▸ The data
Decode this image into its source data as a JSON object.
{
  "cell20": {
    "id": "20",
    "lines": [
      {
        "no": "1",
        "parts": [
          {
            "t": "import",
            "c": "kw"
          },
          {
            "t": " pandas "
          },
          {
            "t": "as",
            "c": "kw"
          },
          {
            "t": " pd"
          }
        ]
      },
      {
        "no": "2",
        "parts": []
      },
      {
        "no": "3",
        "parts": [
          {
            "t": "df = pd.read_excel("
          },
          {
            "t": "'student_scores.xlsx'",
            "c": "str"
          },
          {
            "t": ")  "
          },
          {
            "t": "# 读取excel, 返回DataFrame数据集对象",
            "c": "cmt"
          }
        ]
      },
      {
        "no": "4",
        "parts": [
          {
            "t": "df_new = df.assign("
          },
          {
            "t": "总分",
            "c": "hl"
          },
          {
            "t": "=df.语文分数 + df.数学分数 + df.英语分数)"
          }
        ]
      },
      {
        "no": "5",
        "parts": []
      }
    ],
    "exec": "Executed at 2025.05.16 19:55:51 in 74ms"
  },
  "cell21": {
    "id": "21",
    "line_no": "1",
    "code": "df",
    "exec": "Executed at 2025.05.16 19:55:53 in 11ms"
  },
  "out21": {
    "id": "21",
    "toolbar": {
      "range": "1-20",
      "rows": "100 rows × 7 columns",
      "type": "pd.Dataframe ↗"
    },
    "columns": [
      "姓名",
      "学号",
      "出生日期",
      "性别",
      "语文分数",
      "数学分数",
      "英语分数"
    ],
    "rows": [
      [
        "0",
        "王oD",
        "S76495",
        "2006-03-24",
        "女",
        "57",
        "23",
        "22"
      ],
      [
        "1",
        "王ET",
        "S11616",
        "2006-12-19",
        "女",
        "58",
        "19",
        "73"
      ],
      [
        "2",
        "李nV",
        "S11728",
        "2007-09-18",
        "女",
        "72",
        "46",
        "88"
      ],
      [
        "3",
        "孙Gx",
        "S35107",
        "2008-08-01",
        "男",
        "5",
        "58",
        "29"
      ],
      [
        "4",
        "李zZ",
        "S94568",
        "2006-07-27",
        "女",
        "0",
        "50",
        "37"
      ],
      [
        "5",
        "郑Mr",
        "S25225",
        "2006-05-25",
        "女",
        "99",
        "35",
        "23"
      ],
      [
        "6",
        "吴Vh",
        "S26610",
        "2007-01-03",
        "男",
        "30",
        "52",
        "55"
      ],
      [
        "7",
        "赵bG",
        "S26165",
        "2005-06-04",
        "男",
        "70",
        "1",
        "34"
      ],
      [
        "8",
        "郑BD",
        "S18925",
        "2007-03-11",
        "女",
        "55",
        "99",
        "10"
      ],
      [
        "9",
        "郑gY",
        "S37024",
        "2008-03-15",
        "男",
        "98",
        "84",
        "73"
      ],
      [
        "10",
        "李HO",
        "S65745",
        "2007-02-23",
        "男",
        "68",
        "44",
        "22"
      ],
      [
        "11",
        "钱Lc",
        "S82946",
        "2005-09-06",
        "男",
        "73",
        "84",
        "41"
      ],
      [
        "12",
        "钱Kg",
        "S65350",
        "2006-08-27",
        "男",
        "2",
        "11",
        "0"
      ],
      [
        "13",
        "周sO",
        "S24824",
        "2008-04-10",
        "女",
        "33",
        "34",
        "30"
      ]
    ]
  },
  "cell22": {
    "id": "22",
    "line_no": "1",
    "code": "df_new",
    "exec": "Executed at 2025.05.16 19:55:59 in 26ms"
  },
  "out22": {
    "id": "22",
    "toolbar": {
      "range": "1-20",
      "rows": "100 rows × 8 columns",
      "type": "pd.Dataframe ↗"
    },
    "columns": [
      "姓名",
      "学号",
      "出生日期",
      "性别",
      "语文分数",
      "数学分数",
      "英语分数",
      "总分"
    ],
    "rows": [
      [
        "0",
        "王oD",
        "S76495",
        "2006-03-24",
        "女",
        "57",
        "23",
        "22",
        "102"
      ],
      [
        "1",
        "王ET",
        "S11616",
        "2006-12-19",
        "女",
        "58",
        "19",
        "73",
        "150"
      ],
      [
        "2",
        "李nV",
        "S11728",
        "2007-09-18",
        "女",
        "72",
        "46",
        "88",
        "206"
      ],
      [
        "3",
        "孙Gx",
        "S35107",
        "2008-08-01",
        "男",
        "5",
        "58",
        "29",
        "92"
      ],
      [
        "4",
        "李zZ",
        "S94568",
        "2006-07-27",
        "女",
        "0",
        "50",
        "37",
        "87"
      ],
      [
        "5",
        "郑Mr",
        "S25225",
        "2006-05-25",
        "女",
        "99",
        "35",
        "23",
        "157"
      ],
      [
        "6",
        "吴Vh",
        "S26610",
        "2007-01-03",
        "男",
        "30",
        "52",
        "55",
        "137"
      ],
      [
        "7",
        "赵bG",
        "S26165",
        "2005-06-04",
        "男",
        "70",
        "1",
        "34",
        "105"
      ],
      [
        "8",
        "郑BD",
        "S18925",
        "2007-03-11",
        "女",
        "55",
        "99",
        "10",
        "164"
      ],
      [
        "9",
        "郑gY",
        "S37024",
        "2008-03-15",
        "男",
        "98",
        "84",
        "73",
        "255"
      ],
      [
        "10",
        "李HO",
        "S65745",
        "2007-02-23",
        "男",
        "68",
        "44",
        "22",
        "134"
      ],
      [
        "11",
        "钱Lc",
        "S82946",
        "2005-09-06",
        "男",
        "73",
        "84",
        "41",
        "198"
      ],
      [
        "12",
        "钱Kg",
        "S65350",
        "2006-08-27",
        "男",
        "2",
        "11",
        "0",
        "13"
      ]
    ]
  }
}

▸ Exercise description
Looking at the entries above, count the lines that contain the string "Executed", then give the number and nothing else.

▸ Response area
3